What is expected: Where a line of the entries below includes the string "have", count it. Give only the resulting number.

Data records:
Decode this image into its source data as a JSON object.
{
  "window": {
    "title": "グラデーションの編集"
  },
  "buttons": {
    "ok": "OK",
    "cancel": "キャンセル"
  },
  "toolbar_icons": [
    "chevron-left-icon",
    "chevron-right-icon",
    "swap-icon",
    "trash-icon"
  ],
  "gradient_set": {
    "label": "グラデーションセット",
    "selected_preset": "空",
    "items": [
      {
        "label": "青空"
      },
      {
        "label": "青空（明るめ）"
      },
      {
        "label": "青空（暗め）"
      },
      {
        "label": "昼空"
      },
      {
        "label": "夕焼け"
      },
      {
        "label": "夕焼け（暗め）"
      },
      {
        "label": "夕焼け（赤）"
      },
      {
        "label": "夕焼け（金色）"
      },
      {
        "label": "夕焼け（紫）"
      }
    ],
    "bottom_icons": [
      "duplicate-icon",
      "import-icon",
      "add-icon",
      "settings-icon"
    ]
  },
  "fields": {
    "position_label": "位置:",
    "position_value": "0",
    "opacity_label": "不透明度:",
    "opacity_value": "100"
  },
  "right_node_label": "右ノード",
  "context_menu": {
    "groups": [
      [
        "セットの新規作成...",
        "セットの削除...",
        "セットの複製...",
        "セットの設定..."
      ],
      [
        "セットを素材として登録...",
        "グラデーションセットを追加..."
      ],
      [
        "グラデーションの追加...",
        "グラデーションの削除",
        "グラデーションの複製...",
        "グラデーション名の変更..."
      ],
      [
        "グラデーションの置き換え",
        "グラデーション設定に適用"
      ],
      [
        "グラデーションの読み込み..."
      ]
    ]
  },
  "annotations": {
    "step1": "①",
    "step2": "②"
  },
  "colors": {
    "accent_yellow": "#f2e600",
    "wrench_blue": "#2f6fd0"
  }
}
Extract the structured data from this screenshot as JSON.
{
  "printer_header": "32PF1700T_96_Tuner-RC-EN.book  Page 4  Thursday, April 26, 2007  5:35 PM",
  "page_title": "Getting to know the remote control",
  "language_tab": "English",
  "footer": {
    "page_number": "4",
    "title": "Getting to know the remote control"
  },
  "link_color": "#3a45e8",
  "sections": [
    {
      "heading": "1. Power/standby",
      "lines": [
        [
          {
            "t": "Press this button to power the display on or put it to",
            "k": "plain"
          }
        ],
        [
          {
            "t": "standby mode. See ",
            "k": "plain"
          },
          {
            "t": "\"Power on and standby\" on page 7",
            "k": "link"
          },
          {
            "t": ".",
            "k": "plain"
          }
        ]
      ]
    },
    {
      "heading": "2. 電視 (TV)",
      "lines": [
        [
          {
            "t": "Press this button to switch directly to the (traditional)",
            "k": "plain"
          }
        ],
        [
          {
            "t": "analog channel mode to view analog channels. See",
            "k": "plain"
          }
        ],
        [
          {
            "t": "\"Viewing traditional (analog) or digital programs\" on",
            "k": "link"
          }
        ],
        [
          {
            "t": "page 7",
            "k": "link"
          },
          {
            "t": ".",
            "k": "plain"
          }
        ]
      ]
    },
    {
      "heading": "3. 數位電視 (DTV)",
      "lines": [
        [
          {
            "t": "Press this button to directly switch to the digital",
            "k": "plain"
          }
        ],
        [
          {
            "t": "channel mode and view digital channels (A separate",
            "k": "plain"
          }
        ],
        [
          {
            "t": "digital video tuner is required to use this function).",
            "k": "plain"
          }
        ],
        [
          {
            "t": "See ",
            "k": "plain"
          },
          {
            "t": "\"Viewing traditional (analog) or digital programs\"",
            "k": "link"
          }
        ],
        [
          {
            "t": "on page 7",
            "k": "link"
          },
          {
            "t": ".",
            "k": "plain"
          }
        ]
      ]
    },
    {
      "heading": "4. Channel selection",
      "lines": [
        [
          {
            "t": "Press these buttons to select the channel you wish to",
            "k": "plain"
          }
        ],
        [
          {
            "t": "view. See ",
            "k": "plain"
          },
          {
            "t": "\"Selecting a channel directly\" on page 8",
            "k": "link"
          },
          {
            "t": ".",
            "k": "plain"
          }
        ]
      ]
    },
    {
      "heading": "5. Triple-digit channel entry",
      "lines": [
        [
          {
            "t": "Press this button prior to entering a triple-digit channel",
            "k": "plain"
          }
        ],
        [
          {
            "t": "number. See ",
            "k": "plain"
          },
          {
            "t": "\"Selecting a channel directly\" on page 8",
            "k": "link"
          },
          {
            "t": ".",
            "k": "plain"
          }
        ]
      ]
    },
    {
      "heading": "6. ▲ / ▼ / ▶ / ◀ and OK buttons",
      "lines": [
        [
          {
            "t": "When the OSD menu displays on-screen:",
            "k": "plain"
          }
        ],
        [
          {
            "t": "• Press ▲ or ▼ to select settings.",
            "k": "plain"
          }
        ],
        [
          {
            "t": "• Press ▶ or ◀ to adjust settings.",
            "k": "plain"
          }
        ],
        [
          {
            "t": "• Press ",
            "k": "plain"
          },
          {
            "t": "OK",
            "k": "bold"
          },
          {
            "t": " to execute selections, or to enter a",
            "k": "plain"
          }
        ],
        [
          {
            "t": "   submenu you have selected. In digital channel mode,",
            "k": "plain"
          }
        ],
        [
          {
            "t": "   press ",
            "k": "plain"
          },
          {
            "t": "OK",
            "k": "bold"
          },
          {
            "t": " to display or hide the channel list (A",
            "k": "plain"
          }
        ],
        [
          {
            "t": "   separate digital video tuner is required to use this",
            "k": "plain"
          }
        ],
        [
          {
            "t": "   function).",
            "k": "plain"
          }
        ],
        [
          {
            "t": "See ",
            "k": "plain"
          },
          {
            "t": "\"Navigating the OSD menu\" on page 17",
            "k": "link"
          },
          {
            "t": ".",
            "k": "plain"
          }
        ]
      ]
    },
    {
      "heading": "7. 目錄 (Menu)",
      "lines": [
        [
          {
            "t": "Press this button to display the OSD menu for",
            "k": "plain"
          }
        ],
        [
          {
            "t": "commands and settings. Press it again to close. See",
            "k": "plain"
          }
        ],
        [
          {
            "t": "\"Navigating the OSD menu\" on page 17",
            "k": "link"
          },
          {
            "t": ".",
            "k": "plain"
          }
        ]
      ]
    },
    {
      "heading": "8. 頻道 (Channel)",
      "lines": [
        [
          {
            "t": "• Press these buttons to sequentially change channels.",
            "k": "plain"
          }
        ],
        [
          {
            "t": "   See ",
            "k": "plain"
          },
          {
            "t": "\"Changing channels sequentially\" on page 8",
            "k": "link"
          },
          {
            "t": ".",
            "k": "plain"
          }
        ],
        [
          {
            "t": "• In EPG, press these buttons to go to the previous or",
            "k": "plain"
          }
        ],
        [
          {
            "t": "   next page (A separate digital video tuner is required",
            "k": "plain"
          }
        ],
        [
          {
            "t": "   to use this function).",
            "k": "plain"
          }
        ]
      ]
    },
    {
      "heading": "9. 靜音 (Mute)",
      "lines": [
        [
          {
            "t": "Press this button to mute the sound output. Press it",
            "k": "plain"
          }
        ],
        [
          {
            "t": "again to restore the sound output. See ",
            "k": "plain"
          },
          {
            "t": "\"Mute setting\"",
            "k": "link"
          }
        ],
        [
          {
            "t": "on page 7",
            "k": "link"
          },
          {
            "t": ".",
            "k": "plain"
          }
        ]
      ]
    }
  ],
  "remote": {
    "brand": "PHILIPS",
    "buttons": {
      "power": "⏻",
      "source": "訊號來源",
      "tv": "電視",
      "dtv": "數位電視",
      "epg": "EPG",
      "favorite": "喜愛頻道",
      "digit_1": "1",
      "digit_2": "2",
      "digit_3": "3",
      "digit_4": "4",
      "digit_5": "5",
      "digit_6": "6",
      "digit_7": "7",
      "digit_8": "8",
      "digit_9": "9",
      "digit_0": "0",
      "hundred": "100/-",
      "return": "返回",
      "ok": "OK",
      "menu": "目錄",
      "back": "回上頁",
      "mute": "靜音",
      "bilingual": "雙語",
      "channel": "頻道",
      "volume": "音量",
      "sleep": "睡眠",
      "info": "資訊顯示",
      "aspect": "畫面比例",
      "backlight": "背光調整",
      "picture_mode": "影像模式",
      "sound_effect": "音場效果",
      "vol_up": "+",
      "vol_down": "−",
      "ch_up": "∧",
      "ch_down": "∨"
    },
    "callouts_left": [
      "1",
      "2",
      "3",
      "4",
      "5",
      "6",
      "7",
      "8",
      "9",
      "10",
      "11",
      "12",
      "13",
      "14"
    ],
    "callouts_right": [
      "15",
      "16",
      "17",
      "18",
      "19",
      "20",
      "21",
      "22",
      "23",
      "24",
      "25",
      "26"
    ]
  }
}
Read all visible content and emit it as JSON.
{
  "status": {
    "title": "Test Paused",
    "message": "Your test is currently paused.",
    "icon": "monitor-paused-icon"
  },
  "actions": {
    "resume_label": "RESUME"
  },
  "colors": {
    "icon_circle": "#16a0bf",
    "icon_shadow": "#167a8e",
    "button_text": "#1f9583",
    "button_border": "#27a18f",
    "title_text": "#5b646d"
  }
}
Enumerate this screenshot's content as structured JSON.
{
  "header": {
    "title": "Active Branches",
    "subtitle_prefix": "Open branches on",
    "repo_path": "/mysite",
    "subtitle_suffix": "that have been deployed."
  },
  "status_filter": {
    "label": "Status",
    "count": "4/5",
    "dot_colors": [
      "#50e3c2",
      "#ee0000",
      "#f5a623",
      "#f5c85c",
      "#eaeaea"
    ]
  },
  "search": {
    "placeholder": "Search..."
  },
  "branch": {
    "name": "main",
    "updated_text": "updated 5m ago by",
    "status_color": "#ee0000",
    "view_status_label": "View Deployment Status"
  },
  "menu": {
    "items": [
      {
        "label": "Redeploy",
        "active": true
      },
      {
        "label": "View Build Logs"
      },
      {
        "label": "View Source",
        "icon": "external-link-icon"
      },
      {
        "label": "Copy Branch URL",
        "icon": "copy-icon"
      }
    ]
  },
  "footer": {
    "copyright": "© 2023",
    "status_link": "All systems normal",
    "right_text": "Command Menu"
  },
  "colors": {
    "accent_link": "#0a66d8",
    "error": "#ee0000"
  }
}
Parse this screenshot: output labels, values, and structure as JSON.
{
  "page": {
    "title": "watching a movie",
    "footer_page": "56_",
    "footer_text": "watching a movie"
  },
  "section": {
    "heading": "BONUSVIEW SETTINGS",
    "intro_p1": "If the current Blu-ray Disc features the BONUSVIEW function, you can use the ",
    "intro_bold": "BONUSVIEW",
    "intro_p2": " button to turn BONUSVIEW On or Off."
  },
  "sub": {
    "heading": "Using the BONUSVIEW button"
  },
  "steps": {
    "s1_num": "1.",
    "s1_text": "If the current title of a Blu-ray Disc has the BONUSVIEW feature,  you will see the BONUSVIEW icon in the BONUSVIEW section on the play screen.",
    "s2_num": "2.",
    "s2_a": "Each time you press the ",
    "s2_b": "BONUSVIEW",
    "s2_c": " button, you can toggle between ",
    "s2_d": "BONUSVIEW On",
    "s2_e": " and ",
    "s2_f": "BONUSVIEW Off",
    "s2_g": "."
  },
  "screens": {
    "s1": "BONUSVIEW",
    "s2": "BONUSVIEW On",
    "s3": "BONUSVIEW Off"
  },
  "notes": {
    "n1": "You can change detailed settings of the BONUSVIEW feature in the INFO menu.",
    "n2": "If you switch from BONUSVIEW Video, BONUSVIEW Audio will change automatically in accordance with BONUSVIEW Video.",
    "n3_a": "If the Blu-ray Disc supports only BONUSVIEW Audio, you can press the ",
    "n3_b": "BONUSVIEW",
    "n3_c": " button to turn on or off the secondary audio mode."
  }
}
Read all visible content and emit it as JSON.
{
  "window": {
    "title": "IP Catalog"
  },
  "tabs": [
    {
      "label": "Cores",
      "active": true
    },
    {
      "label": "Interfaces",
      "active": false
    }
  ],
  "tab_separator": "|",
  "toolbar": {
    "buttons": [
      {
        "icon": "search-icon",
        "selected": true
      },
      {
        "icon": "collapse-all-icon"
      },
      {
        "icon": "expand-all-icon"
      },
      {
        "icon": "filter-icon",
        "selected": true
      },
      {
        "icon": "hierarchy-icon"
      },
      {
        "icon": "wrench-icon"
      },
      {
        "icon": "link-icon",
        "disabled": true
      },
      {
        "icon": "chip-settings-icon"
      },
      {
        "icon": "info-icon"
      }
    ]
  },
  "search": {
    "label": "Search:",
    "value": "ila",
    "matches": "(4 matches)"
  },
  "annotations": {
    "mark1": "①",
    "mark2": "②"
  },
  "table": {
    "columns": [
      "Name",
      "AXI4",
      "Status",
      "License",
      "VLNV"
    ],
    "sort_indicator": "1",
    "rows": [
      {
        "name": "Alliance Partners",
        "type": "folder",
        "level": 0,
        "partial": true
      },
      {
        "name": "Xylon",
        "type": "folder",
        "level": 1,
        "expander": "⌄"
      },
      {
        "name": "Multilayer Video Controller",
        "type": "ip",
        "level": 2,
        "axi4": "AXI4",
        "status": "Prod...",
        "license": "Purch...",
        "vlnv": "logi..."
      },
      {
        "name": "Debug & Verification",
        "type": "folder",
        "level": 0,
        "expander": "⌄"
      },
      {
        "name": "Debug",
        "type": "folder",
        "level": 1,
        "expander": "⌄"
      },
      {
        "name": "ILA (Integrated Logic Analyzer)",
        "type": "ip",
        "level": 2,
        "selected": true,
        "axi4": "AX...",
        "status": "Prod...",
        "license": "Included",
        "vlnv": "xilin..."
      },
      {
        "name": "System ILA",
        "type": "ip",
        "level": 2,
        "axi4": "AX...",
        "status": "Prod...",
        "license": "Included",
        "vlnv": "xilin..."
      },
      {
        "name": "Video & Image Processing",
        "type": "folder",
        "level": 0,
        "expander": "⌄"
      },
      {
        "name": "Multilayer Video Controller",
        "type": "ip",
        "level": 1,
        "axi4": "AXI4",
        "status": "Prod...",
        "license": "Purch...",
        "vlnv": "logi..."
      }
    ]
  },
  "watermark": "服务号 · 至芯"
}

Output: 2